February 12, 2018

Over the long haul, nothing is more essential to ensuring the safety and security Iraq’s people, and securing the kind of pluralism that can make Iraq stable, than promoting religious freedom for its non-Muslim religious minorities, and for Iraqi Muslims. 

Blog - Iraq after ISIS

Military victory over ISIS was a vital first step in creating the physical conditions necessary for stability. The victory has also created a pivotal moment for American diplomacy to strengthen civil society and foster the conditions for long-term freedom and security.

Why is this a pivotal moment?  Not only has ISIS been removed as a military force, but the evidence indicates that its defeat in Iraq and Syria was in part also ideological.

At, former Acting Director of National Intelligence Michael Dempsey examines the revised informational tactics ISIS is now using.  He notes that in defeat ISIS’s messaging has shifted away from emphasizing the supposed “historical significance of the physical caliphate and … religious obligation of Muslims to support it.”

ISIS’s messaging now focuses almost exclusively on terrorist violence.  According to Dempsey, ISIS’s propaganda machine is “crippled … and the group is now less focused on recruiting followers for a new life in Iraq and Syria than it is on lashing out at perceived enemies.”  If this is true, it provides reason for continuing concern. As Osama Bin Laden’s “defensive jihad” amply demonstrated, terrorist attacks alone can serve as a compelling ideology to extremists. 

But the devolution of ISIS’s messaging also provides an opportunity in Iraq, where, at least for the time being, the hoped-for caliphate, an “Islamist” state, has been shattered.

This is an ideal moment to carry out in Iraq the bipartisan International Religious Freedom Act’s mandate that U.S. foreign policy emphasize religious freedom.  This RFI Cornerstone series on “Religious Freedom and Counterterrorism” explains how the United States can do this, and why it must in order to protect American national security.  

In our series, Sahar Aziz argues that authoritarian regimes foment extremism and terrorism by suppressing religious freedom and other fundamental human rights.  Aziz writes that “repressive political environments in Muslim majority countries leave room only for the extremes in religious discourse—terrorist groups and government surrogates.”  By contrast, true religious freedom would provide opportunities for moderate voices to undermine the extremist message and gain hundreds of thousands of followers. 

RFI senior scholar Nilay Saiya summarizes his own research showing why, when a regime’s counterterrorism policies discriminate against entire religious groups, it actually undermines the regime’s ability to combat terrorism.  In short, oppressive and discriminatory policies lead to violent extremism. 

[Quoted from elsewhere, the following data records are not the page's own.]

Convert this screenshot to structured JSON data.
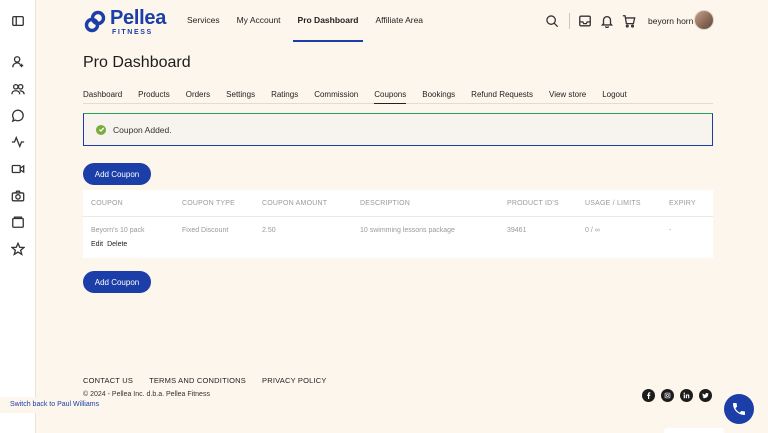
{
  "brand": {
    "name": "Pellea",
    "sub": "FITNESS",
    "color": "#1b3ea8"
  },
  "topnav": [
    {
      "label": "Services"
    },
    {
      "label": "My Account"
    },
    {
      "label": "Pro Dashboard",
      "active": true
    },
    {
      "label": "Affiliate Area"
    }
  ],
  "top_icons": [
    "search-icon",
    "inbox-icon",
    "bell-icon",
    "cart-icon"
  ],
  "user": {
    "name": "beyorn horn"
  },
  "left_rail_icons": [
    "panel-toggle-icon",
    "user-icon",
    "users-icon",
    "chat-icon",
    "activity-icon",
    "video-icon",
    "camera-icon",
    "folder-icon",
    "star-icon"
  ],
  "page": {
    "title": "Pro Dashboard"
  },
  "subtabs": [
    {
      "label": "Dashboard"
    },
    {
      "label": "Products"
    },
    {
      "label": "Orders"
    },
    {
      "label": "Settings"
    },
    {
      "label": "Ratings"
    },
    {
      "label": "Commission"
    },
    {
      "label": "Coupons",
      "active": true
    },
    {
      "label": "Bookings"
    },
    {
      "label": "Refund Requests"
    },
    {
      "label": "View store"
    },
    {
      "label": "Logout"
    }
  ],
  "notice": {
    "text": "Coupon Added.",
    "status_color": "#7aac3a"
  },
  "buttons": {
    "add_coupon_top": "Add Coupon",
    "add_coupon_bottom": "Add Coupon"
  },
  "table": {
    "headers": [
      "COUPON",
      "COUPON TYPE",
      "COUPON AMOUNT",
      "DESCRIPTION",
      "PRODUCT ID'S",
      "USAGE / LIMITS",
      "EXPIRY"
    ],
    "rows": [
      {
        "coupon": "Beyorn's 10 pack",
        "type": "Fixed Discount",
        "amount": "2.50",
        "description": "10 swimming lessons package",
        "product_ids": "39461",
        "usage": "0 / ∞",
        "expiry": "-",
        "actions": {
          "edit": "Edit",
          "delete": "Delete"
        }
      }
    ]
  },
  "footer": {
    "links": [
      "CONTACT US",
      "TERMS AND CONDITIONS",
      "PRIVACY POLICY"
    ],
    "copyright": "© 2024 - Pellea Inc. d.b.a. Pellea Fitness",
    "socials": [
      "facebook-icon",
      "instagram-icon",
      "linkedin-icon",
      "twitter-icon"
    ]
  },
  "switch_back": "Switch back to Paul Williams"
}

Kamran Bokhari suggests freedom of speech is a necessary precondition for religious freedom, while Peter Henne assesses both benefits and challenges that religious freedom can present to some nations’ counterterrorism efforts.

In short, as ISIS retreats as a military force, the United States and its allies have an opportunity to help Iraq secure the conditions for stability peace and freedom. We cannot afford to stand by as Iraq descends again into a chaotic and unstable regime that could require U.S. military engagement in Iraq yet again. Military force, though critical, will never be enough. Now is the time to make the return of ISIS even more unlikely.